→ **WORK INSTRUCTIONS**
Images aside, the whole listing should be written out word for word.

-- WORKING DATA follows --

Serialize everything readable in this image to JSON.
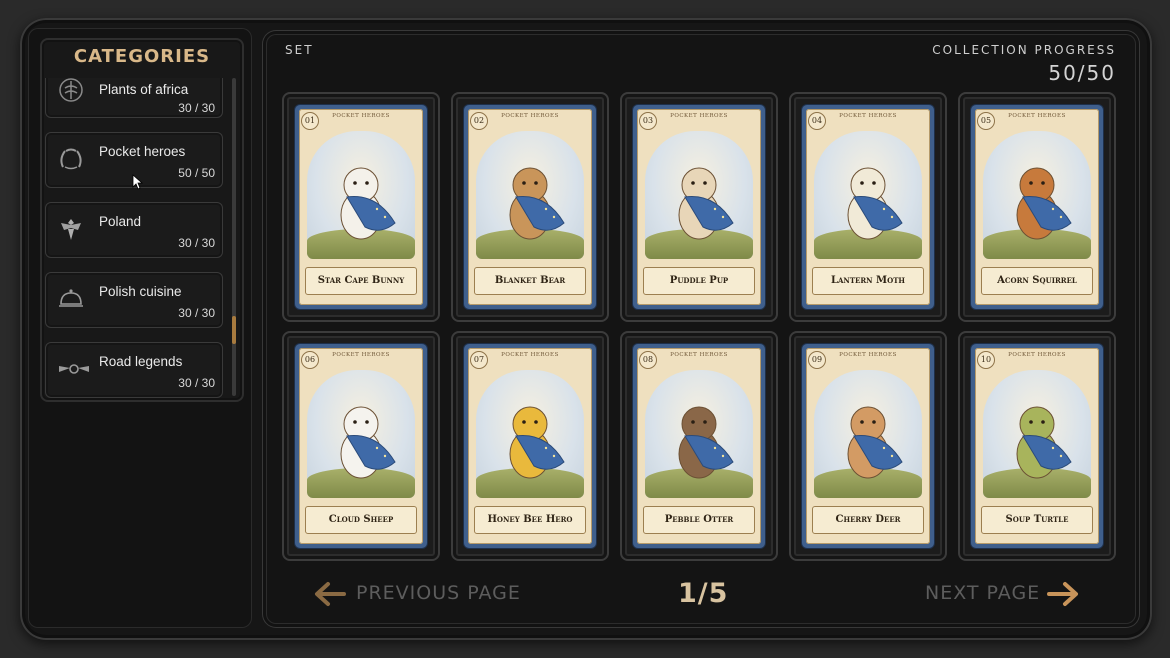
{
  "sidebar": {
    "title": "CATEGORIES",
    "items": [
      {
        "name": "Plants of africa",
        "count": "30 / 30",
        "icon": "plant-emblem-icon"
      },
      {
        "name": "Pocket heroes",
        "count": "50 / 50",
        "icon": "laurel-wreath-icon"
      },
      {
        "name": "Poland",
        "count": "30 / 30",
        "icon": "eagle-emblem-icon"
      },
      {
        "name": "Polish cuisine",
        "count": "30 / 30",
        "icon": "cloche-icon"
      },
      {
        "name": "Road legends",
        "count": "30 / 30",
        "icon": "winged-wheel-icon"
      }
    ]
  },
  "header": {
    "set_label": "SET",
    "progress_label": "COLLECTION PROGRESS",
    "progress_value": "50/50"
  },
  "cards": [
    {
      "number": "01",
      "series": "POCKET HEROES",
      "name": "Star Cape Bunny"
    },
    {
      "number": "02",
      "series": "POCKET HEROES",
      "name": "Blanket Bear"
    },
    {
      "number": "03",
      "series": "POCKET HEROES",
      "name": "Puddle Pup"
    },
    {
      "number": "04",
      "series": "POCKET HEROES",
      "name": "Lantern Moth"
    },
    {
      "number": "05",
      "series": "POCKET HEROES",
      "name": "Acorn Squirrel"
    },
    {
      "number": "06",
      "series": "POCKET HEROES",
      "name": "Cloud Sheep"
    },
    {
      "number": "07",
      "series": "POCKET HEROES",
      "name": "Honey Bee Hero"
    },
    {
      "number": "08",
      "series": "POCKET HEROES",
      "name": "Pebble Otter"
    },
    {
      "number": "09",
      "series": "POCKET HEROES",
      "name": "Cherry Deer"
    },
    {
      "number": "10",
      "series": "POCKET HEROES",
      "name": "Soup Turtle"
    }
  ],
  "pagination": {
    "prev_label": "PREVIOUS PAGE",
    "next_label": "NEXT PAGE",
    "page": "1/5"
  },
  "colors": {
    "accent": "#d9b889",
    "card_frame": "#3f5f8c",
    "scroll_thumb": "#a87b3f",
    "nav_arrow": "#b98a52"
  }
}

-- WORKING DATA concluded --

→ **SOLUTION TO THIS TASK**
Serialize everything readable in this image to JSON.
{
  "sidebar": {
    "title": "CATEGORIES",
    "items": [
      {
        "name": "Plants of africa",
        "count": "30 / 30",
        "icon": "plant-emblem-icon"
      },
      {
        "name": "Pocket heroes",
        "count": "50 / 50",
        "icon": "laurel-wreath-icon"
      },
      {
        "name": "Poland",
        "count": "30 / 30",
        "icon": "eagle-emblem-icon"
      },
      {
        "name": "Polish cuisine",
        "count": "30 / 30",
        "icon": "cloche-icon"
      },
      {
        "name": "Road legends",
        "count": "30 / 30",
        "icon": "winged-wheel-icon"
      }
    ]
  },
  "header": {
    "set_label": "SET",
    "progress_label": "COLLECTION PROGRESS",
    "progress_value": "50/50"
  },
  "cards": [
    {
      "number": "01",
      "series": "POCKET HEROES",
      "name": "Star Cape Bunny"
    },
    {
      "number": "02",
      "series": "POCKET HEROES",
      "name": "Blanket Bear"
    },
    {
      "number": "03",
      "series": "POCKET HEROES",
      "name": "Puddle Pup"
    },
    {
      "number": "04",
      "series": "POCKET HEROES",
      "name": "Lantern Moth"
    },
    {
      "number": "05",
      "series": "POCKET HEROES",
      "name": "Acorn Squirrel"
    },
    {
      "number": "06",
      "series": "POCKET HEROES",
      "name": "Cloud Sheep"
    },
    {
      "number": "07",
      "series": "POCKET HEROES",
      "name": "Honey Bee Hero"
    },
    {
      "number": "08",
      "series": "POCKET HEROES",
      "name": "Pebble Otter"
    },
    {
      "number": "09",
      "series": "POCKET HEROES",
      "name": "Cherry Deer"
    },
    {
      "number": "10",
      "series": "POCKET HEROES",
      "name": "Soup Turtle"
    }
  ],
  "pagination": {
    "prev_label": "PREVIOUS PAGE",
    "next_label": "NEXT PAGE",
    "page": "1/5"
  },
  "colors": {
    "accent": "#d9b889",
    "card_frame": "#3f5f8c",
    "scroll_thumb": "#a87b3f",
    "nav_arrow": "#b98a52"
  }
}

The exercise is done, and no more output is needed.